▶ Records supplied
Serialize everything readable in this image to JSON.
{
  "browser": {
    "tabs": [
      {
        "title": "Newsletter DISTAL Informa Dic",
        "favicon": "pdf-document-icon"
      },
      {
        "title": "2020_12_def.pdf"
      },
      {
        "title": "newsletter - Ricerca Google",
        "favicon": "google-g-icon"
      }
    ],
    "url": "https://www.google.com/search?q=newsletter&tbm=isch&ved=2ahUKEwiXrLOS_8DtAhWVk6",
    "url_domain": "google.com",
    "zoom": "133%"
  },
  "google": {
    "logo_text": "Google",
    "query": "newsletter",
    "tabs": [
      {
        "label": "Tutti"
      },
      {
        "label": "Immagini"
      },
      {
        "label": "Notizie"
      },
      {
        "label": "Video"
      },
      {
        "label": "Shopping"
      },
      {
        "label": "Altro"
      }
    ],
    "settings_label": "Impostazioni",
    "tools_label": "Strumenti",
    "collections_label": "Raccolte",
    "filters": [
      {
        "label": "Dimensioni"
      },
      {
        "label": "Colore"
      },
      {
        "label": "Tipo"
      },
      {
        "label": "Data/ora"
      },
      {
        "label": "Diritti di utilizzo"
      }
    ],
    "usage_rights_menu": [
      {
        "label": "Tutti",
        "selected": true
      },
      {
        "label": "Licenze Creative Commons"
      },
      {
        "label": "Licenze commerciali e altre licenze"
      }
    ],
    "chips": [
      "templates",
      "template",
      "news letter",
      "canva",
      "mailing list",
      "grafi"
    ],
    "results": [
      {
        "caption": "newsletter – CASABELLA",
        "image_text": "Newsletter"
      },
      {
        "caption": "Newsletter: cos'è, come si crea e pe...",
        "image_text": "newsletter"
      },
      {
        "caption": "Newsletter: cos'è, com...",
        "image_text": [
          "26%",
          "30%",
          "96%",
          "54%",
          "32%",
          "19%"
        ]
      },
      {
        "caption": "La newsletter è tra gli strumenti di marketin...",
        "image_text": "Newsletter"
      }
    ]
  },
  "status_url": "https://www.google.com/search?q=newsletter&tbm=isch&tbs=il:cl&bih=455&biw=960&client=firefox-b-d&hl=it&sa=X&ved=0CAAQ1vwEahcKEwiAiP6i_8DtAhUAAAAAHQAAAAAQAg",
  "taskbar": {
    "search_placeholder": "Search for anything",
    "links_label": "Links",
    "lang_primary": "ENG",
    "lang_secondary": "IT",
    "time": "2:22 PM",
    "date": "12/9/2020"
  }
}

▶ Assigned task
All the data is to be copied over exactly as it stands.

▶ Solution to the exercise
Serialize everything readable in this image to JSON.
{
  "browser": {
    "tabs": [
      {
        "title": "Newsletter DISTAL Informa Dic",
        "favicon": "pdf-document-icon"
      },
      {
        "title": "2020_12_def.pdf"
      },
      {
        "title": "newsletter - Ricerca Google",
        "favicon": "google-g-icon"
      }
    ],
    "url": "https://www.google.com/search?q=newsletter&tbm=isch&ved=2ahUKEwiXrLOS_8DtAhWVk6",
    "url_domain": "google.com",
    "zoom": "133%"
  },
  "google": {
    "logo_text": "Google",
    "query": "newsletter",
    "tabs": [
      {
        "label": "Tutti"
      },
      {
        "label": "Immagini"
      },
      {
        "label": "Notizie"
      },
      {
        "label": "Video"
      },
      {
        "label": "Shopping"
      },
      {
        "label": "Altro"
      }
    ],
    "settings_label": "Impostazioni",
    "tools_label": "Strumenti",
    "collections_label": "Raccolte",
    "filters": [
      {
        "label": "Dimensioni"
      },
      {
        "label": "Colore"
      },
      {
        "label": "Tipo"
      },
      {
        "label": "Data/ora"
      },
      {
        "label": "Diritti di utilizzo"
      }
    ],
    "usage_rights_menu": [
      {
        "label": "Tutti",
        "selected": true
      },
      {
        "label": "Licenze Creative Commons"
      },
      {
        "label": "Licenze commerciali e altre licenze"
      }
    ],
    "chips": [
      "templates",
      "template",
      "news letter",
      "canva",
      "mailing list",
      "grafi"
    ],
    "results": [
      {
        "caption": "newsletter – CASABELLA",
        "image_text": "Newsletter"
      },
      {
        "caption": "Newsletter: cos'è, come si crea e pe...",
        "image_text": "newsletter"
      },
      {
        "caption": "Newsletter: cos'è, com...",
        "image_text": [
          "26%",
          "30%",
          "96%",
          "54%",
          "32%",
          "19%"
        ]
      },
      {
        "caption": "La newsletter è tra gli strumenti di marketin...",
        "image_text": "Newsletter"
      }
    ]
  },
  "status_url": "https://www.google.com/search?q=newsletter&tbm=isch&tbs=il:cl&bih=455&biw=960&client=firefox-b-d&hl=it&sa=X&ved=0CAAQ1vwEahcKEwiAiP6i_8DtAhUAAAAAHQAAAAAQAg",
  "taskbar": {
    "search_placeholder": "Search for anything",
    "links_label": "Links",
    "lang_primary": "ENG",
    "lang_secondary": "IT",
    "time": "2:22 PM",
    "date": "12/9/2020"
  }
}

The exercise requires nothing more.